My alarm clock goes off at 5:45 a.m. I lie in bed motionless.
Silence. And then I hear the songs of birds in the garden beneath my bedroom window. Have I awakened them? What an awesome responsibility.
It is a good day to rise early. Spring in New York City. There is not a minute to lose.
On my block, the Calgary pear trees are in full bloom, providing a white canopy of blossoms above the street.
In Central Park, I walk under blooming cherry and crab apple trees.
We should celebrate the renewal of spring in song.
In 17th-century Netherlands, Dutch crews handed out songbooks to passengers boarding long-distance boats. Passengers and crews sang on the voyage. Why not give out songbooks at park entrances?
In the park, I sit in a beach chair, my bare feet enjoying, not the sea, but the coolness of fresh grass. The sounds around me are not of the surf, but conversation, laughter, the joyful cries of games being played: New Yorkers enjoying well-deserved relaxation.

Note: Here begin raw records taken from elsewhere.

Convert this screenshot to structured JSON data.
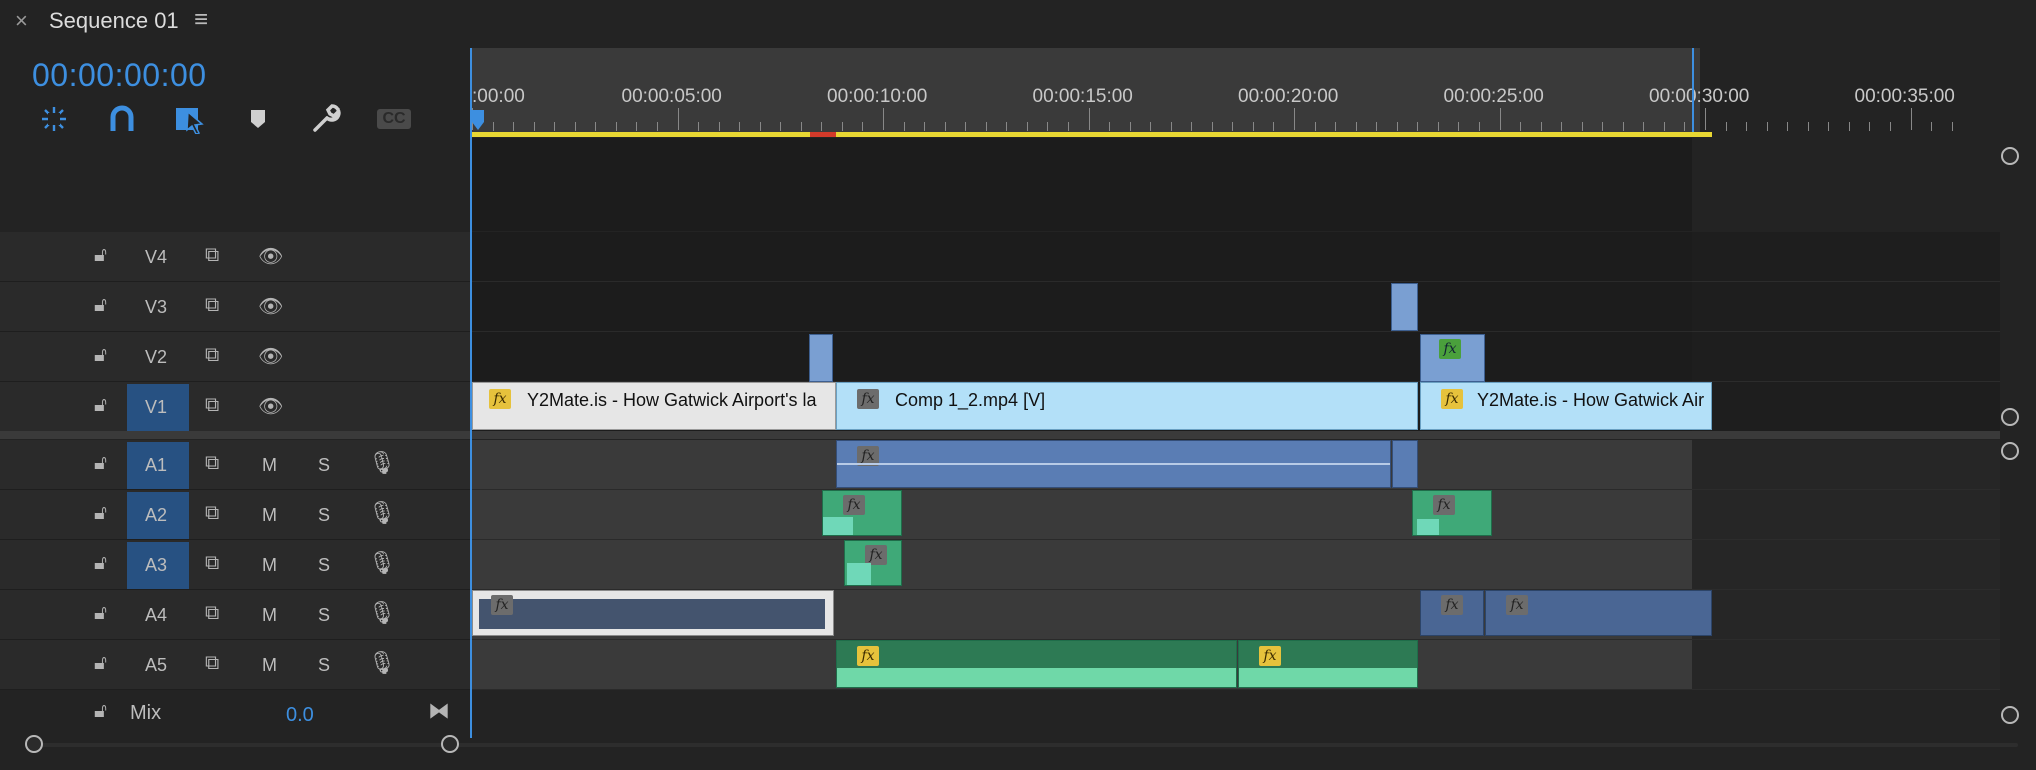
{
  "panel": {
    "close_glyph": "×",
    "title": "Sequence 01",
    "menu_glyph": "≡",
    "timecode": "00:00:00:00"
  },
  "tools": [
    {
      "name": "snap-nest-icon",
      "active": true
    },
    {
      "name": "snapping-magnet-icon",
      "active": true
    },
    {
      "name": "linked-selection-icon",
      "active": true
    },
    {
      "name": "add-marker-icon",
      "active": false
    },
    {
      "name": "timeline-settings-wrench-icon",
      "active": false
    },
    {
      "name": "captions-cc-icon",
      "active": false,
      "label": "CC"
    }
  ],
  "ruler": {
    "labels": [
      ":00:00",
      "00:00:05:00",
      "00:00:10:00",
      "00:00:15:00",
      "00:00:20:00",
      "00:00:25:00",
      "00:00:30:00",
      "00:00:35:00"
    ]
  },
  "video_tracks": [
    {
      "label": "V4",
      "targeted": false
    },
    {
      "label": "V3",
      "targeted": false
    },
    {
      "label": "V2",
      "targeted": false
    },
    {
      "label": "V1",
      "targeted": true
    }
  ],
  "audio_tracks": [
    {
      "label": "A1",
      "targeted": true,
      "mute": "M",
      "solo": "S"
    },
    {
      "label": "A2",
      "targeted": true,
      "mute": "M",
      "solo": "S"
    },
    {
      "label": "A3",
      "targeted": true,
      "mute": "M",
      "solo": "S"
    },
    {
      "label": "A4",
      "targeted": false,
      "mute": "M",
      "solo": "S"
    },
    {
      "label": "A5",
      "targeted": false,
      "mute": "M",
      "solo": "S"
    }
  ],
  "mix": {
    "label": "Mix",
    "value": "0.0"
  },
  "clips": {
    "v1_a": "Y2Mate.is - How Gatwick Airport's la",
    "v1_b": "Comp 1_2.mp4 [V]",
    "v1_c": "Y2Mate.is - How Gatwick Air",
    "fx": "fx"
  },
  "colors": {
    "accent": "#3d8fe0",
    "video_clip": "#b3e0f8",
    "video_clip_selected": "#e6e6e6",
    "audio_clip_blue": "#5a7db4",
    "audio_clip_green": "#3fa978",
    "audio_clip_teal": "#6fd8b8",
    "workarea": "#e8d733"
  }
}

Late 19th-century Czech composer Leos Janacek set the street sounds of Prague to music. We need a Janacek in the park today. Or Puccini, who, in "Tosca," portrays the sounds of Rome.

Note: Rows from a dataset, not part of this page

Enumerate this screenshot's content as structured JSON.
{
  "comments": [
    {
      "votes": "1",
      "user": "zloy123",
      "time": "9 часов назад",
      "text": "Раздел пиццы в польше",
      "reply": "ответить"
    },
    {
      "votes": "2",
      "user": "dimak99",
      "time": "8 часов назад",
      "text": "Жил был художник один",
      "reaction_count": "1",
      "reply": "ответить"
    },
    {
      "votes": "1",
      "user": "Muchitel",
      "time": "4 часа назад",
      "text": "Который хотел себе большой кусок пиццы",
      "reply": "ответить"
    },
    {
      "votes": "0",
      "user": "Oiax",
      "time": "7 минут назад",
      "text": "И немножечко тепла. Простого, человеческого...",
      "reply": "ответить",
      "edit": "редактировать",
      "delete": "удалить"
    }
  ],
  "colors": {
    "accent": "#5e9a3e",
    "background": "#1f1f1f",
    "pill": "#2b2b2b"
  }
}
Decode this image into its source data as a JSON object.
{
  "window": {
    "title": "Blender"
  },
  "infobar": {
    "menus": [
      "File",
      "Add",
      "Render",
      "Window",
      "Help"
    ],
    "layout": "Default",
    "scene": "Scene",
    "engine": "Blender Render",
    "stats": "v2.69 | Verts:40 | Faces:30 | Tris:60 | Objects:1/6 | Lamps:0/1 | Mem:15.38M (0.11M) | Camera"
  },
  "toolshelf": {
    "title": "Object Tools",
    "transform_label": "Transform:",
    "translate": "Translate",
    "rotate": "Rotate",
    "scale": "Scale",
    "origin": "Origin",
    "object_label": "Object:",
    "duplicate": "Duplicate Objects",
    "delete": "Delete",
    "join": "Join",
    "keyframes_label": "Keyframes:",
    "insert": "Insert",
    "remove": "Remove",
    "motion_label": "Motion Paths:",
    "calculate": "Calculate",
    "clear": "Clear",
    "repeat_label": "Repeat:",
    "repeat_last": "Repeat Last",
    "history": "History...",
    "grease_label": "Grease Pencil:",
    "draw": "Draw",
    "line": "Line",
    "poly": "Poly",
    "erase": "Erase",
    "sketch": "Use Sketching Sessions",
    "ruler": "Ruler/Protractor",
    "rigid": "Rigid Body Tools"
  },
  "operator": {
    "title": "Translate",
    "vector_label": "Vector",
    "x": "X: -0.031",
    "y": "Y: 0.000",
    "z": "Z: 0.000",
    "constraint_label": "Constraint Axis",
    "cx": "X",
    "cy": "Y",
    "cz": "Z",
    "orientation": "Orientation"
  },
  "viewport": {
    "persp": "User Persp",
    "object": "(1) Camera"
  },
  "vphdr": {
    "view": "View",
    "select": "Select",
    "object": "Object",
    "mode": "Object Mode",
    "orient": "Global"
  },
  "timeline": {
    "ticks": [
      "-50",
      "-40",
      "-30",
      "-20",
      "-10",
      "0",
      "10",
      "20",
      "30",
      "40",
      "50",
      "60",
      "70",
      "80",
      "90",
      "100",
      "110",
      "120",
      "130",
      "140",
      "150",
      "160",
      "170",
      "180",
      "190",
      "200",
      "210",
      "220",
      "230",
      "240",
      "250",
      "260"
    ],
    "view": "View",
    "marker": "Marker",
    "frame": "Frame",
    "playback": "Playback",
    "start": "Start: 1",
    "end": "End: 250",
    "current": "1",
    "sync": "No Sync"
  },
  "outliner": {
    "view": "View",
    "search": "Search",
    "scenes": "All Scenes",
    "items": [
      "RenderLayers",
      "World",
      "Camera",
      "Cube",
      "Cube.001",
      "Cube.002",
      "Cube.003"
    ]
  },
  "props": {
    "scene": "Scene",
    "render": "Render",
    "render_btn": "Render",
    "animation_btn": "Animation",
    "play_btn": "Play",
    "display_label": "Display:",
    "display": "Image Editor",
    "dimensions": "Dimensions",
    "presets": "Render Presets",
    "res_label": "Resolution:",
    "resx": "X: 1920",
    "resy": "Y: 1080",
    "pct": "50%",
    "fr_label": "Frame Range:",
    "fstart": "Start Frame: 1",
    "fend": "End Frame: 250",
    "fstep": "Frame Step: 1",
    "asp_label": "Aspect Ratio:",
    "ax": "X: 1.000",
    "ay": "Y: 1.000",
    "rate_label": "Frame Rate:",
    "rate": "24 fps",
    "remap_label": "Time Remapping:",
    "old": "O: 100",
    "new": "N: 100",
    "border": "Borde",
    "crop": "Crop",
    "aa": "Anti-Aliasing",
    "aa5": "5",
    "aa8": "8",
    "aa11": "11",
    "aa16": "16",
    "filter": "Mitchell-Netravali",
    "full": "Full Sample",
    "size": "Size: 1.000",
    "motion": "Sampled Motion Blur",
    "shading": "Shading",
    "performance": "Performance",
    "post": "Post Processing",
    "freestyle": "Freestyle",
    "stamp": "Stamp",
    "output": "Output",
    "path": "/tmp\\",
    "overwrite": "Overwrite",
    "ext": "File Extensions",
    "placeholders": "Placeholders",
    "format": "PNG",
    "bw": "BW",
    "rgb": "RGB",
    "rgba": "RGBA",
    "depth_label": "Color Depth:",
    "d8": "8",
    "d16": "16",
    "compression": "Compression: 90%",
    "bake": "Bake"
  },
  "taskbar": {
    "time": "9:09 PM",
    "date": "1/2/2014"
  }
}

In the evening, I ride my bicycle on Fifth Avenue. I stop for a red light. Next to me is a car. The driver is playing Beethoven's Ninth Symphony.
The light changes. I keep up with the car for a block, before losing it. How I would have liked to hear more of the symphony.
To begin the day with the songs of birds. To end the day with Beethoven.
(c) Copyright 2001. The Christian Science Monitor